Tommycat
04-08-2011, 10:52 AM
Nice information if the discussion was about indentured servants. However, I was answering the question based on slavery not indentured servants.
Just saying that indentured servitude was pretty much a new slavery, just with a prettier name. Besides, I think if you read his statement, the answer is in itself... if we were slaves to X there would still be slaves

At any rate, no point in going on about slavery and what not as that is WAAAAAY tangential to this discussion....

As I said, in as much as it is the parent's choice to send the child to a private school, there is no reason the parent's choice should be taxed more because that private school is religious.

mimartin
04-08-2011, 11:03 AM
Not saying indentured servitude is ethically superior to slavery. Just there is a difference between the two. Not going into detail because I know that will lead to another trivial fact being pointed out that really has nothing to do with the topic.

Tommycat
04-09-2011, 12:59 PM
Talking with a couple friends of mine reminded me of this topic. The law allows up to $500 tax credit for individuals($1000 for couples) for donations to school tuition organizations. The law isn't even specific to religious tuition organizations. It's more like how your donations to church can be written off. Or your donations to World Wildlife Foundation... It's another charitable donation. If you want you can donate to the atheist preachers school fund that only provides tuition assistance to atheist schools.

So again, where's the establishment? This tax break is based on your donation to a school tuition fund. There is no specification based on religion, other than to allow it. It does not only benefit one religion. It isn't even limited to religious funds at all. So please tell me how this violates the First amendment in the least?

mimartin
04-09-2011, 01:15 PM
Already stated why and also showed that this case was not ruled the way it was because it or did not did not violate the establishment clause.

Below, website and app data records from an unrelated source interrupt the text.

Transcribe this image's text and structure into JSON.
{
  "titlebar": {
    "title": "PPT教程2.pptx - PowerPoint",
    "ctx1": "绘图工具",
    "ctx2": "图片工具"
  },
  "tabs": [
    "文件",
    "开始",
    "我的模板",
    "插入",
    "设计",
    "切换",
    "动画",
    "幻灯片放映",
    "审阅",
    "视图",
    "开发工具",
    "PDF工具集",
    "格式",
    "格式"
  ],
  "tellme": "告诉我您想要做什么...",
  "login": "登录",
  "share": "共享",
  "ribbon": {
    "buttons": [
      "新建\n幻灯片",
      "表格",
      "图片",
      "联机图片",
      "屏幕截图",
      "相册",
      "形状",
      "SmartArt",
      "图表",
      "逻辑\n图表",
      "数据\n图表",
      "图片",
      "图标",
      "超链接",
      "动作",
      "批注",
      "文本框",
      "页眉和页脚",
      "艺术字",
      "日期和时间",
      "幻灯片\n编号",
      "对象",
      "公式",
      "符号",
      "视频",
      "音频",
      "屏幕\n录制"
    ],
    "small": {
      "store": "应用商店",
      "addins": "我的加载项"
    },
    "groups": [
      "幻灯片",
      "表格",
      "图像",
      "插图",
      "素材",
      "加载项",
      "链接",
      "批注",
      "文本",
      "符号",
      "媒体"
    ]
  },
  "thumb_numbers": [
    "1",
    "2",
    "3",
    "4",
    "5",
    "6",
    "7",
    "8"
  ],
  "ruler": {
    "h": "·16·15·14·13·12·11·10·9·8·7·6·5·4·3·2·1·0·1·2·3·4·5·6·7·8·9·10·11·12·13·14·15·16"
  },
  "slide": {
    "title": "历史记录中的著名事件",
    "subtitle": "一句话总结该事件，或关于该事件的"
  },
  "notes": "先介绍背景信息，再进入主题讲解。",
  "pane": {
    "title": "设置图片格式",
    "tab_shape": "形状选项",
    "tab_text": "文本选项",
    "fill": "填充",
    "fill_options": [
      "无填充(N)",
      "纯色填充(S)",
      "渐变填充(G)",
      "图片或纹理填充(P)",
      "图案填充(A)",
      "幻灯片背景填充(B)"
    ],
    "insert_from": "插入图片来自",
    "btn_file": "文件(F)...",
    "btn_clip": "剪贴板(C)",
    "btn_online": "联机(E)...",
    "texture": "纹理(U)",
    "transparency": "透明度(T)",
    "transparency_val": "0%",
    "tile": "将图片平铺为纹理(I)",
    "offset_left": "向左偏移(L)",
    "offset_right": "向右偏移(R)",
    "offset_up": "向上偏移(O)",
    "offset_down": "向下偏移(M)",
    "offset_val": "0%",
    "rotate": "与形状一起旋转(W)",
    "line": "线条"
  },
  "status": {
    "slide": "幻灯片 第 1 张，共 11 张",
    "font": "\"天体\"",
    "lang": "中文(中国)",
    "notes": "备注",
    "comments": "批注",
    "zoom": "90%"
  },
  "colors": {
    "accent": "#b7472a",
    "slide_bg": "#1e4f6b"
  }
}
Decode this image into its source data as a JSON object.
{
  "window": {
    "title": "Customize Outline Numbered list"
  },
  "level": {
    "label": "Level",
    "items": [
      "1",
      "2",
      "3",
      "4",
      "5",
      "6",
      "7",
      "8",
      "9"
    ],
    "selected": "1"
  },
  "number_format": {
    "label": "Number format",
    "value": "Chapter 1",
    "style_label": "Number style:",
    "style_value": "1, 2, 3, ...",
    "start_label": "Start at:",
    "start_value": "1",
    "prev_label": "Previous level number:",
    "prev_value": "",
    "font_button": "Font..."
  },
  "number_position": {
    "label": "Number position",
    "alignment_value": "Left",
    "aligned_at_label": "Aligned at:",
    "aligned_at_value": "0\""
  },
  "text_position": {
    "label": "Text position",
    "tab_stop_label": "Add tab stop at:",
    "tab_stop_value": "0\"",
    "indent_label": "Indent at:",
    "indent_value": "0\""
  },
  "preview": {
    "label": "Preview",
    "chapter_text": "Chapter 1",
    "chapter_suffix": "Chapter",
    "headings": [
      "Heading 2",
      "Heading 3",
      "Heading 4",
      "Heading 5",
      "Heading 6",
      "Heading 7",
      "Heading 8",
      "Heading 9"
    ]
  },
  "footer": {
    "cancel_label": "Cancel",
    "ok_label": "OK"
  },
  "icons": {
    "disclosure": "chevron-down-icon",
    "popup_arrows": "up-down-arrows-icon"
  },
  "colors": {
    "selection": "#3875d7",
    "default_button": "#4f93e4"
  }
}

It was ruled the way it was because according the majority of judges taxpayers do not have a right to decide how their tax dollars are spent. Yes, they are spending tax dollars because the tax credit means there is that much less money in the state’s coffers.

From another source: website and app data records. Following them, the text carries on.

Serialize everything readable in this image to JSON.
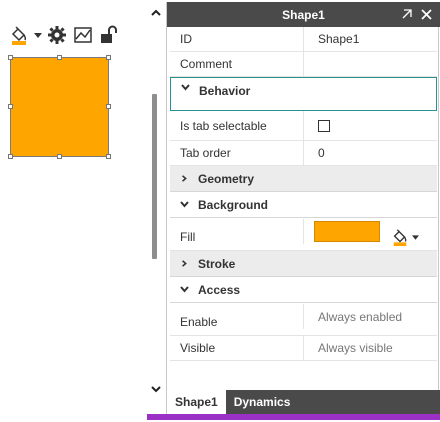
{
  "toolbar": {
    "icons": [
      "fill-bucket-icon",
      "gear-icon",
      "chart-icon",
      "unlock-icon"
    ],
    "colors": {
      "bucket_accent": "#ffa500"
    }
  },
  "shape": {
    "fill": "#ffa500"
  },
  "panel": {
    "title": "Shape1",
    "rows_top": [
      {
        "label": "ID",
        "value": "Shape1"
      },
      {
        "label": "Comment",
        "value": ""
      }
    ],
    "sections": {
      "behavior": "Behavior",
      "geometry": "Geometry",
      "background": "Background",
      "stroke": "Stroke",
      "access": "Access"
    },
    "behavior_rows": {
      "tab_selectable": {
        "label": "Is tab selectable",
        "checked": false
      },
      "tab_order": {
        "label": "Tab order",
        "value": "0"
      }
    },
    "background_rows": {
      "fill": {
        "label": "Fill",
        "color": "#ffa500"
      }
    },
    "access_rows": [
      {
        "label": "Enable",
        "value": "Always enabled"
      },
      {
        "label": "Visible",
        "value": "Always visible"
      }
    ],
    "tabs": [
      "Shape1",
      "Dynamics"
    ]
  }
}
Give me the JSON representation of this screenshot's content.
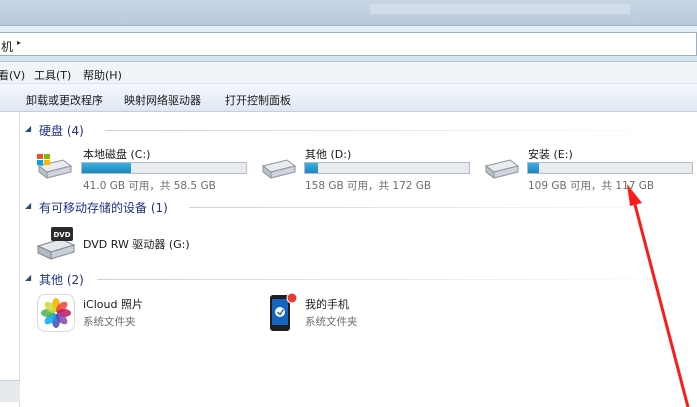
{
  "address": {
    "crumb": "机",
    "arrow": "▸"
  },
  "menu": [
    {
      "label": "看(V)"
    },
    {
      "label": "工具(T)"
    },
    {
      "label": "帮助(H)"
    }
  ],
  "commands": [
    {
      "label": "卸载或更改程序"
    },
    {
      "label": "映射网络驱动器"
    },
    {
      "label": "打开控制面板"
    }
  ],
  "groups": {
    "hard_disks": {
      "title": "硬盘 (4)"
    },
    "removable": {
      "title": "有可移动存储的设备 (1)"
    },
    "other": {
      "title": "其他 (2)"
    }
  },
  "drives": [
    {
      "name": "本地磁盘 (C:)",
      "info": "41.0 GB 可用，共 58.5 GB",
      "used_fraction": 0.3
    },
    {
      "name": "其他 (D:)",
      "info": "158 GB 可用，共 172 GB",
      "used_fraction": 0.08
    },
    {
      "name": "安装 (E:)",
      "info": "109 GB 可用，共 117 GB",
      "used_fraction": 0.07
    }
  ],
  "removable_devices": [
    {
      "name": "DVD RW 驱动器 (G:)",
      "icon": "dvd-drive-icon"
    }
  ],
  "other_items": [
    {
      "name": "iCloud 照片",
      "sub": "系统文件夹",
      "icon": "icloud-photos-icon"
    },
    {
      "name": "我的手机",
      "sub": "系统文件夹",
      "icon": "phone-icon"
    }
  ],
  "colors": {
    "group_title": "#1e3287",
    "bar_fill": "#1b86c0",
    "annotation_arrow": "#ff1a1a"
  }
}
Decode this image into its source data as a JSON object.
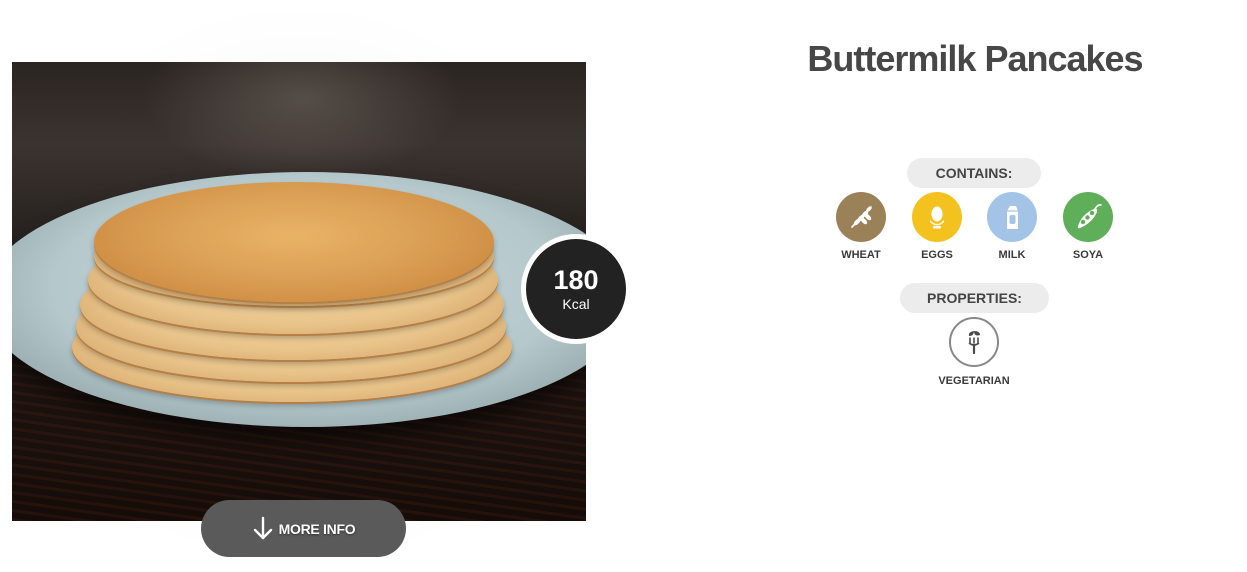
{
  "recipe": {
    "title": "Buttermilk Pancakes",
    "calories": {
      "value": "180",
      "unit": "Kcal"
    },
    "more_info_label": "MORE INFO"
  },
  "contains": {
    "heading": "CONTAINS:",
    "items": [
      {
        "label": "WHEAT",
        "icon": "wheat-icon",
        "color": "#9b8158"
      },
      {
        "label": "EGGS",
        "icon": "egg-icon",
        "color": "#f4c21f"
      },
      {
        "label": "MILK",
        "icon": "milk-carton-icon",
        "color": "#a3c4e6"
      },
      {
        "label": "SOYA",
        "icon": "soy-pod-icon",
        "color": "#5fae5a"
      }
    ]
  },
  "properties": {
    "heading": "PROPERTIES:",
    "items": [
      {
        "label": "VEGETARIAN",
        "icon": "vegetarian-fork-icon",
        "color": "#888888"
      }
    ]
  },
  "colors": {
    "title_text": "#474747",
    "kcal_badge": "#222222",
    "more_info_button": "#5a5a5a",
    "pill_background": "#ececec"
  }
}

Tommycat
04-09-2011, 04:22 PM
No, I want to have you explain how a law that is NOT specific to religious donations somehow violates the First Amendment since it is VERY clear that this law gives a tax credit to people who donate to a school tuition fund(including non-religious as well as religious). I want to understand how people choosing the fund to donate to can be a violation when charitable donations are tax write-offs to begin with.